YOUR ASSIGNMENT: All entries below need to be written out exactly, but without their pictures.

(Dataset rows for apps and sites)
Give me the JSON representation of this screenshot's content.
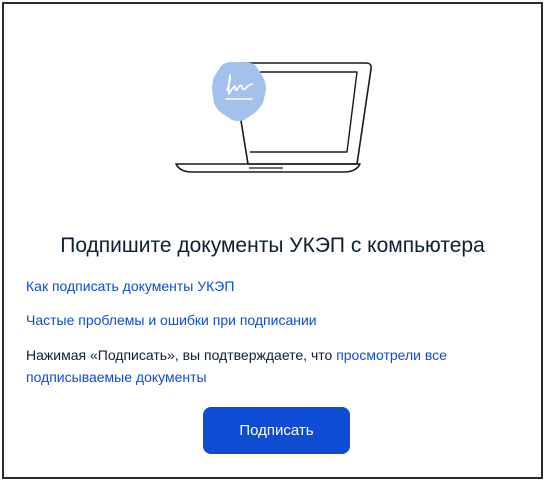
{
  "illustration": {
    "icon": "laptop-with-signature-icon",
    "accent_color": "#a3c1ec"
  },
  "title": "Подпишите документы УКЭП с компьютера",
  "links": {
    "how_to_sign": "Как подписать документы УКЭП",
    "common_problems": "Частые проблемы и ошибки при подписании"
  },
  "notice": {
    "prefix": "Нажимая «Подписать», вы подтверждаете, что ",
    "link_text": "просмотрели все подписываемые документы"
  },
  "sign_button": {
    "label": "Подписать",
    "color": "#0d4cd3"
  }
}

RESPONSE FOR THIS EXERCISE:
Give me the JSON representation of this screenshot's content.
{
  "illustration": {
    "icon": "laptop-with-signature-icon",
    "accent_color": "#a3c1ec"
  },
  "title": "Подпишите документы УКЭП с компьютера",
  "links": {
    "how_to_sign": "Как подписать документы УКЭП",
    "common_problems": "Частые проблемы и ошибки при подписании"
  },
  "notice": {
    "prefix": "Нажимая «Подписать», вы подтверждаете, что ",
    "link_text": "просмотрели все подписываемые документы"
  },
  "sign_button": {
    "label": "Подписать",
    "color": "#0d4cd3"
  }
}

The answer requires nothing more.